Lake Oswego, like communities all across the nation, is taking its share of precautions. A city council meeting was canceled. Police were on the alert.

And what can Lake Oswegans do in all this?

Surprisingly, plenty.

For starters, there can be enormous power in prayer. Use it. The nation and its victims need it.

Donate blood. Already in short supply across the country, the blood needs now are tremendous. The initial rush Tuesday to give blood was overwhelming but more will be needed.

Stay calm and attentive. The nation is walking a very emotional tightrope. Those in the West can help by trying to keep a lid on some of the emotions. Pay attention to what's going on. Look for clues.

Talk to each other. There is great comfort in times of tragedy when people get together and share feelings.

Help prevent communication gridlock. Telephones are in a bad state of repair right now, especially in the New York area. Most remaining phone lines are taxed. Try to limit or curtail calls into that area of the nation.

Ante up. Disaster-relief efforts from this week will be enormous, probably bigger than anything this nation has ever seen.

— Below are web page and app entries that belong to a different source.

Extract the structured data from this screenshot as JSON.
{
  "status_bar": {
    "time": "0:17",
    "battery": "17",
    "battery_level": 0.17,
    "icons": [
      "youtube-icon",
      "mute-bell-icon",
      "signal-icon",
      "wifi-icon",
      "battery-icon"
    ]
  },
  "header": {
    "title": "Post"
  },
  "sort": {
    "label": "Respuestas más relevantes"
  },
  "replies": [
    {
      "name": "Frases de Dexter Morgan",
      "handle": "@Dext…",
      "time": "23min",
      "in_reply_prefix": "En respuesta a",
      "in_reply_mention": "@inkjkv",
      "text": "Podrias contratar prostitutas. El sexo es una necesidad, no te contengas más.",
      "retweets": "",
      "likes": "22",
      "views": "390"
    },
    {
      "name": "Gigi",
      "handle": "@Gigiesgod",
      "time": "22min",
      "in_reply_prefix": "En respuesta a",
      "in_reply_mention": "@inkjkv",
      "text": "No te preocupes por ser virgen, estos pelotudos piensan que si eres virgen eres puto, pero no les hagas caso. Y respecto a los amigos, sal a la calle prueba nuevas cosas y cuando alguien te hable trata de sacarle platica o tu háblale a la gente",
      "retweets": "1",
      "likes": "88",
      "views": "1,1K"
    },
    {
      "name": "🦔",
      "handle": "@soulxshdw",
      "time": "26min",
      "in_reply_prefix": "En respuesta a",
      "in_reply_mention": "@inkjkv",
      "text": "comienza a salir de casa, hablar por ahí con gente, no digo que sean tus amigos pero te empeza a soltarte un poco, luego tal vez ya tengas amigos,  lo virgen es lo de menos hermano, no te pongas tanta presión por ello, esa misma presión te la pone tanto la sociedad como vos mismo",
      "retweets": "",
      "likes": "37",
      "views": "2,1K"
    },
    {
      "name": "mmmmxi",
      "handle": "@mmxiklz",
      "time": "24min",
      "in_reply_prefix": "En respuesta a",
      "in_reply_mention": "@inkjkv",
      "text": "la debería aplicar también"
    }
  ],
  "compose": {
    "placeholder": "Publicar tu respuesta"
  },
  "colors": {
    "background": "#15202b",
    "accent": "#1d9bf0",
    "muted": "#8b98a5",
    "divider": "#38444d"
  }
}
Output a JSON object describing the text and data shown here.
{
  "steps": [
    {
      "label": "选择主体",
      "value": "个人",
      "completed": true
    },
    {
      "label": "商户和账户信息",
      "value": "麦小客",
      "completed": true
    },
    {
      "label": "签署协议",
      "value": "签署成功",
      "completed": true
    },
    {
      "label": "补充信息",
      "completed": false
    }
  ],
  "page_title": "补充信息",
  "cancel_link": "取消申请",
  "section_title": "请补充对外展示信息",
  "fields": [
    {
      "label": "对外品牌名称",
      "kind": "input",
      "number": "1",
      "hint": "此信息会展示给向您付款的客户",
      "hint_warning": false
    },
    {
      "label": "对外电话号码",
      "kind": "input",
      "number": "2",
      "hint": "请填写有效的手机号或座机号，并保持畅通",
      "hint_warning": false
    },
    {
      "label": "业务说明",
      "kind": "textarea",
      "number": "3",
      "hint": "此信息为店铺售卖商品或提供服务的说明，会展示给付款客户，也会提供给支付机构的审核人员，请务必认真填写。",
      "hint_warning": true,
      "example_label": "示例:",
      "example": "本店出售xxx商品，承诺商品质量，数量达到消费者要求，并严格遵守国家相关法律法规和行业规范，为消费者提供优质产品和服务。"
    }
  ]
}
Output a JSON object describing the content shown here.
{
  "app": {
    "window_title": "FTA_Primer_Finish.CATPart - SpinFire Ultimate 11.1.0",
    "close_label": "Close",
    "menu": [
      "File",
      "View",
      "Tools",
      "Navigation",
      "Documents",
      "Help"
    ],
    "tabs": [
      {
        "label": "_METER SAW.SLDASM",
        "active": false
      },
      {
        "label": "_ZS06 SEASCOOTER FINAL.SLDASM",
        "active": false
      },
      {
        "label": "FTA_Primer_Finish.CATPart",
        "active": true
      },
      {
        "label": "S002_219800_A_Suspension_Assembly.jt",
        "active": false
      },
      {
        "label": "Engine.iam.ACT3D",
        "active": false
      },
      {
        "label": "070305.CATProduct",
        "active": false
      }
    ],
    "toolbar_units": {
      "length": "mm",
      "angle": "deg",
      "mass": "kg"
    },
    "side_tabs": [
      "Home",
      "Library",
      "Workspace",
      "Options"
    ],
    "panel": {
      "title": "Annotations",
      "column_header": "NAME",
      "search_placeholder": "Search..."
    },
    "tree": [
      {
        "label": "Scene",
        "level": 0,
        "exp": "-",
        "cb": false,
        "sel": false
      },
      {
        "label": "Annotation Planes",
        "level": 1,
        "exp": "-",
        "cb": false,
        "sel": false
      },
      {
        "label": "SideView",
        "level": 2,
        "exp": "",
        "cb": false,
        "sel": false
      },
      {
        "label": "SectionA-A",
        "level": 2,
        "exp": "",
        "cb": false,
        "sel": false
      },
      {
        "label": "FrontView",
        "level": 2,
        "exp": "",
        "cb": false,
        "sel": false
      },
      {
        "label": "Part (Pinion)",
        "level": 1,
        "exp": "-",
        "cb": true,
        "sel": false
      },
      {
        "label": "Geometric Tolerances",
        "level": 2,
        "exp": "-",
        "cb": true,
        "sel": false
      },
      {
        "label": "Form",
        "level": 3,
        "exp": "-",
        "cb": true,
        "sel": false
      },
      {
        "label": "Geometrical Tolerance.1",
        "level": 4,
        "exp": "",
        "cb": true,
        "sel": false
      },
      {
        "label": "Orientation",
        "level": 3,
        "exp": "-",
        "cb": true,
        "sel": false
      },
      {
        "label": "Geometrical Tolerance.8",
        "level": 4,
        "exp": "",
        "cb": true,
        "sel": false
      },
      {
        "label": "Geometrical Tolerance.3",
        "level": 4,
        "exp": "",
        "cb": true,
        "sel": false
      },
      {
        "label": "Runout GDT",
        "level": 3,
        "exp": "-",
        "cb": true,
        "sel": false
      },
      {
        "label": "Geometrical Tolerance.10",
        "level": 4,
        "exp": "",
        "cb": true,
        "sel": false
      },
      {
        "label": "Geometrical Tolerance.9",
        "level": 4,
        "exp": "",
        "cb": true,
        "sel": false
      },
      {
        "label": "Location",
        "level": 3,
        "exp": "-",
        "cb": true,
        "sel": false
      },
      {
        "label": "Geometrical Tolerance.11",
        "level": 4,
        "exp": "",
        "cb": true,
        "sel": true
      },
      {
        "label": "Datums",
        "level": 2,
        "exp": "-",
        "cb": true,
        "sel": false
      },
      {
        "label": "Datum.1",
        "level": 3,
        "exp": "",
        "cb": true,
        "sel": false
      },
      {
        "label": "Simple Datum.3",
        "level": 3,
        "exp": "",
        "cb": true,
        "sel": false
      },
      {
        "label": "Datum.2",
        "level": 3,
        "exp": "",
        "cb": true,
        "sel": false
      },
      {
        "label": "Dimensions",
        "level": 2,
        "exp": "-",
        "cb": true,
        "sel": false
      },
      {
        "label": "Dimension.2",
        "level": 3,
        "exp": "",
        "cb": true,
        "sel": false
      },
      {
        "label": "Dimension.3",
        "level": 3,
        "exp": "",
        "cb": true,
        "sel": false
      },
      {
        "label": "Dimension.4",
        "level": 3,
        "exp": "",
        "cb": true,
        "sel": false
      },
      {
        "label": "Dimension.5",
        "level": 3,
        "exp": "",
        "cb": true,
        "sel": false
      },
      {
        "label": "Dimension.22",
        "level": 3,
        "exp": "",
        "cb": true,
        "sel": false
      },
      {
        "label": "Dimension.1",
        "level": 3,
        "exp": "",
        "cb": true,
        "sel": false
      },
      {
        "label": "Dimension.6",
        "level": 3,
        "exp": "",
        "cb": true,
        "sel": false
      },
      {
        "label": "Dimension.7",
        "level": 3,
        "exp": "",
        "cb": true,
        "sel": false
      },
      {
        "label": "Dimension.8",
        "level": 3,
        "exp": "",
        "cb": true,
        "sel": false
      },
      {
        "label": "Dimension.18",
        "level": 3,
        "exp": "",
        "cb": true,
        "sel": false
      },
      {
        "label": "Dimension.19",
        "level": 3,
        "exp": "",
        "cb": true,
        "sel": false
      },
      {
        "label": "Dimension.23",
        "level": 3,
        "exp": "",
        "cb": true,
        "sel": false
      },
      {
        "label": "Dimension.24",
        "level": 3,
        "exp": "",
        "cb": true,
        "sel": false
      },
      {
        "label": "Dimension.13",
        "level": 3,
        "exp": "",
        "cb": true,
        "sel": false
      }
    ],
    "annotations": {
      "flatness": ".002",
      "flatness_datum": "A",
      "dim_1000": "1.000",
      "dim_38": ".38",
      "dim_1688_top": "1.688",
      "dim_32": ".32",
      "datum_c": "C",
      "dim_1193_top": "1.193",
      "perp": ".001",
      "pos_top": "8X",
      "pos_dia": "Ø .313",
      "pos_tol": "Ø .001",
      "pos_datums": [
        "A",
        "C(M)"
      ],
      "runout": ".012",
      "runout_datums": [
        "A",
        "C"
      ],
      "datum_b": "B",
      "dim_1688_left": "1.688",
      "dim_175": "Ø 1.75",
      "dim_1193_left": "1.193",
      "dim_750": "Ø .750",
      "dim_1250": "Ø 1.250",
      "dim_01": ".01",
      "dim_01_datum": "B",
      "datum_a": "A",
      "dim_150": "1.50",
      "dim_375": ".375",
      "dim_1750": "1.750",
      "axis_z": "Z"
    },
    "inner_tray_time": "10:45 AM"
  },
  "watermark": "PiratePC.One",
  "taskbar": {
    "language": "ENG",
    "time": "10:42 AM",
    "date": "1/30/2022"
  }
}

Agencies like the Red Cross will spread themselves as thin as money will allow.

There's no good that can come from a nightmare like this tragedy. The United States looms for some as a beacon of hope and truth. Unfortunately, for others it is a symbol of economic power. And that means it is viewed as a target for evil to try to attack.

As we watch the events of this horror continue to unfold, we owe it to those who died or were injured to keep the memories of this week forever burning. The American resolve is strong; so, too, must be its response.